People who are injured or sick will need to be treated before anything else, she said.
After the battle is over there would be a massive crime scene too large to cordon off with yellow police tape. But after investigators do their part, it’s time for the public works crews and their excavation equipment, the civil engineers with their computer models, and the accountants and their spreadsheets.
“I think if you did have a superhero battle in the middle of our county, you’d likely have buildings that are damaged like in an earthquake,” Crawford said. “You’d need to have people to inspect those buildings to make sure that the structural integrity was maintained. You’d have to have debris removal. You’d have to have structures set up for people to get out of the way of the battling superheroes.

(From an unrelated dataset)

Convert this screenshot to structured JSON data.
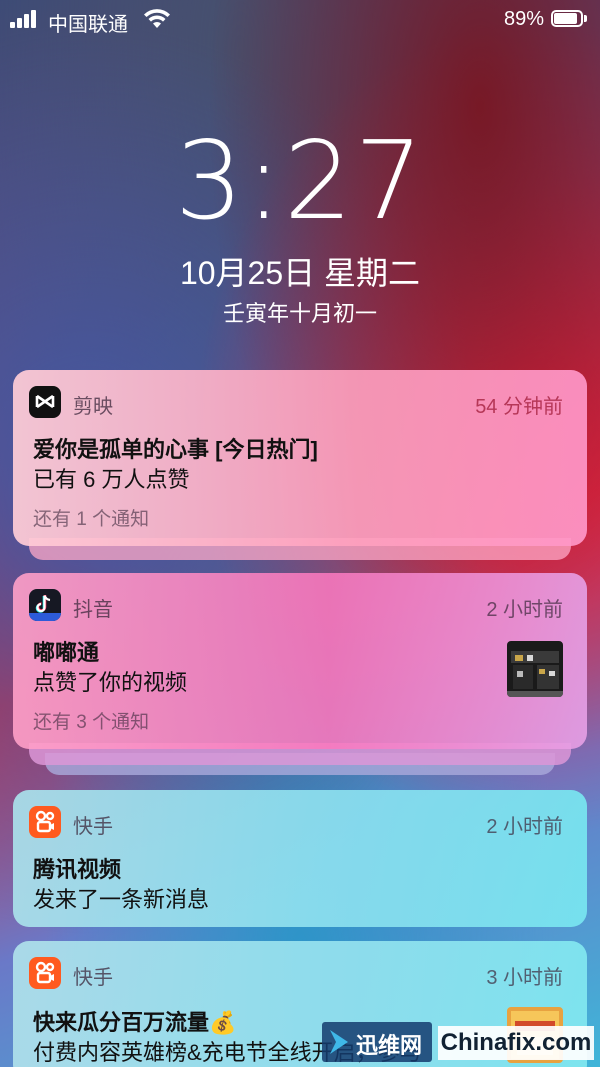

You’d have to have donations management because people in California and others states would want to assist us.”
These workers are going to earn a lot of overtime. In 2012, the Hollywood Reporter spoke with disaster-expense modeling firm Kinetic Analysis Corp. and found that all the destruction shown in “The Avengers” movie would cost about $160 billion in combined physical damage and lost economic activity. The 9/11 terrorist attack cost about $83 billion, and Hurricane Katrina cost $90 billion, and the 2011 tsunami in Japan totaled about $112 billion.
The bulk of the bill would likely not be paid locally.
“You have the federal government and hopefully they’re responsive and get past any partisanship,” said California Treasurer John Chiang, another panelist. “Then you’ll have the state and local governments making their own contributions. And you have the Red Cross and other philanthropic organizations.”
Legislators would need to decide if they should create a new tax or fees or borrow money. It’s a slow process, but could be necessary, Chiang said.
On the plus side, there would be a spike in cleanup and construction work, Sanchez said.
And cities could rebuild from a bare canvas.
“In the event that the Incredible Hulk were to go and destroy a city and you had to rebuild it, it would be an amazing opportunity to build the transit lines and the infrastructure and the buildings as you want it,” said former San Diego Assemblyman Nathan Fletcher, now a candidate for county supervisor.
New infrastructure and upgrades are generally designed around existing facilities, sometimes at the cost of functionality. But if everything needed to be built all at once, that limit no longer exists.
“If you can start from scratch, you could bring in the most modern, high-speed systems,” Fletcher said.
Long-term projects that are already planned might be expedited since there is a clearer need. It could be prime time to create another desalination plant to provide the region with a stable supply of water, or to overhaul the rail and highway networks to alleviate beach traffic, or add a pedestrian walkway underneath the Coronado Bridge. The region could be modernized in a series of months, maybe years, rather than decades.
It’s happened before; it took 74 days to rebuild two sections of the Santa Monica Freeway, and less than three months to fix bridges on Interstate 5 after the 1994 Northridge Earthquake.
It would also change the sense of community, and disasters tend to bind people together.
“That’s obviously where the true character and value of folks come out,” Alvarez said. “San Diego has proven to do that with wildfires, and the rest of our country has done that in the past. We find ways to rebuild and find ways to put us back on the map and on our way back to success and prosperity.”
It’s not a new concept, Fletcher said. In Britain, immediately after the German bombings in World War II, people felt like they were dependent on their neighbors and needed to trust each other. It caused a decline in some mental health issues.
“You have this incredible sense of community where people really band together,” Fletcher said.”You really see the best of a community come out in these disasters.”
If a city has to clean up millions of tons of melted marshmallow, or patch itself together after a villain causes an earthquake, that type of cohesion might be necessary.
Article as Seen on SD Union Tribune